We have updated our charts, as the Bank of Greece has just now provided the data as of April. In April private sector deposit outflows amounted to approx. €5 billion. We have a feeling that when the May data become available a month hence, we will see even bigger outflows:
The liabilities of Greek banks vis-a-vis the euro system have of course increased commensurately:
Not surprisingly, Greece’s TARGET2 liabilities continue to rise as well and have now climbed back above the €100 billion level:
We also continue to expect that the euro-group will somehow find a way to keep Greece in the fold. However, regardless of what Juncker, Moscovici and now Sapin are saying and regardless of what we believe, things could get out of hand real fast if the Greek government should fail to pay one of the debt tranches due to the IMF. If we were a Greek citizen, we would no longer have any money on deposit in a Greek bank.
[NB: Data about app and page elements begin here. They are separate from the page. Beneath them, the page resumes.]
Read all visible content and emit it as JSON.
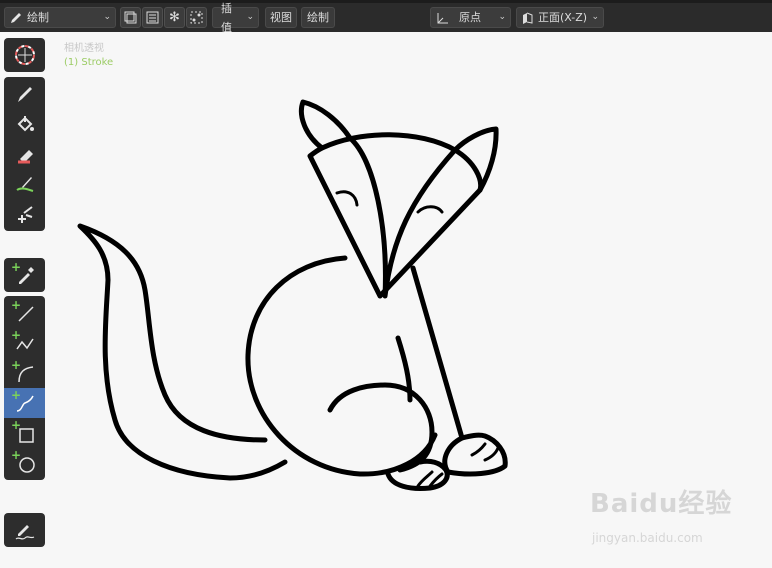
{
  "header": {
    "mode_label": "绘制",
    "interpolate_label": "插值",
    "view_label": "视图",
    "draw_label": "绘制",
    "origin_label": "原点",
    "orientation_label": "正面(X-Z)"
  },
  "viewport": {
    "camera_label": "相机透视",
    "object_label": "(1) Stroke"
  },
  "watermark": {
    "brand": "Baidu经验",
    "url": "jingyan.baidu.com"
  },
  "colors": {
    "header_bg": "#2b2b2b",
    "toolbar_bg": "#2d2d2d",
    "active_tool": "#4772b3",
    "canvas_bg": "#f7f7f7",
    "stroke": "#000000",
    "add_plus": "#7bd35a"
  },
  "tools": [
    "cursor-tool",
    "draw-tool",
    "fill-tool",
    "erase-tool",
    "tint-tool",
    "cutter-tool",
    "eyedropper-tool",
    "line-tool",
    "polyline-tool",
    "arc-tool",
    "curve-tool",
    "box-tool",
    "circle-tool",
    "annotate-tool"
  ],
  "active_tool": "curve-tool"
}
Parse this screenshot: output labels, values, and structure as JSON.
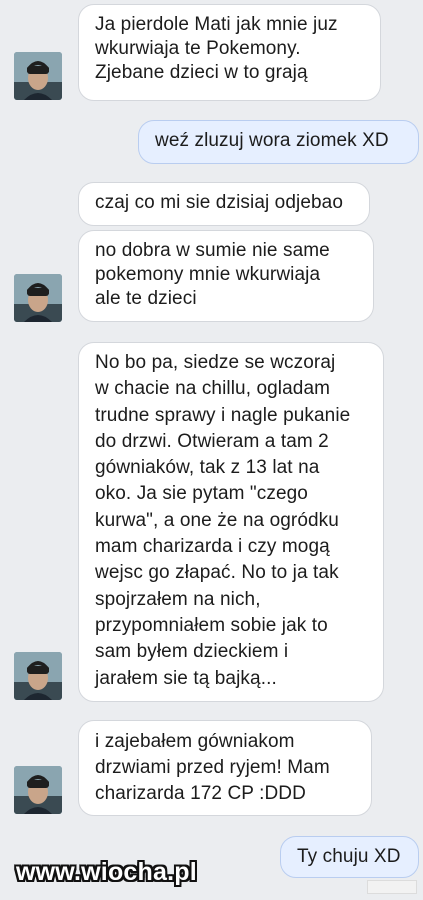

The risk has simply become too great. Without ELA, the banks are forced to tap their very last reserves if they want to continue to pay depositors. It isn’t difficult to foresee that this cannot last long. What happens then?
Obviously, should the government default and the bank run accelerate, capital controls would be on the menu next (this has already been officially denied, so it is a good bet it will actually happen). Nevertheless, at that point the government would evidently be bankrupt, and the banking system would be in grave danger of going under with it. The ECB would probably find a way to continue funding Greek banks if a clear indication that a new extend-and-pretend deal was likely to be done should emerge. However, nothing of the sort is even remotely in sight at present, and this time, the noose is really tightening.
In light of the large IMF payments Greece must make in June and the fact that the bailout negotiations seem stuck in the mud, things could unexpectedly become interesting rather soon (“interesting” in the Chinese curse sense). Up until now, the action in financial markets has suggested that market participants aren’t overly worried about a possible Greek default and exit from the euro. As we have mentioned previously, this complacency could well turn out to be misguided.
In the longer term, a Greek exit could well be seen as positive for the euro, as the euro area would lose its most unpredictable and unreliable member. However, this is by no means a certain outcome, as the dreaded “contagion effect” could make a comeback. It seems quite clear to us that Greece can never pay back the mountain of debt it owes; that strikes us actually as a mathematical impossibility. The whole bailout rigmarole is ultimately about finding a way to continue pretending otherwise.
Will the markets shrug off a Greek default? Perhaps they will in the longer term, but we doubt that equanimity will prevail in the short term. The month of June could turn out to be a tad more volatile this year than is usually the case.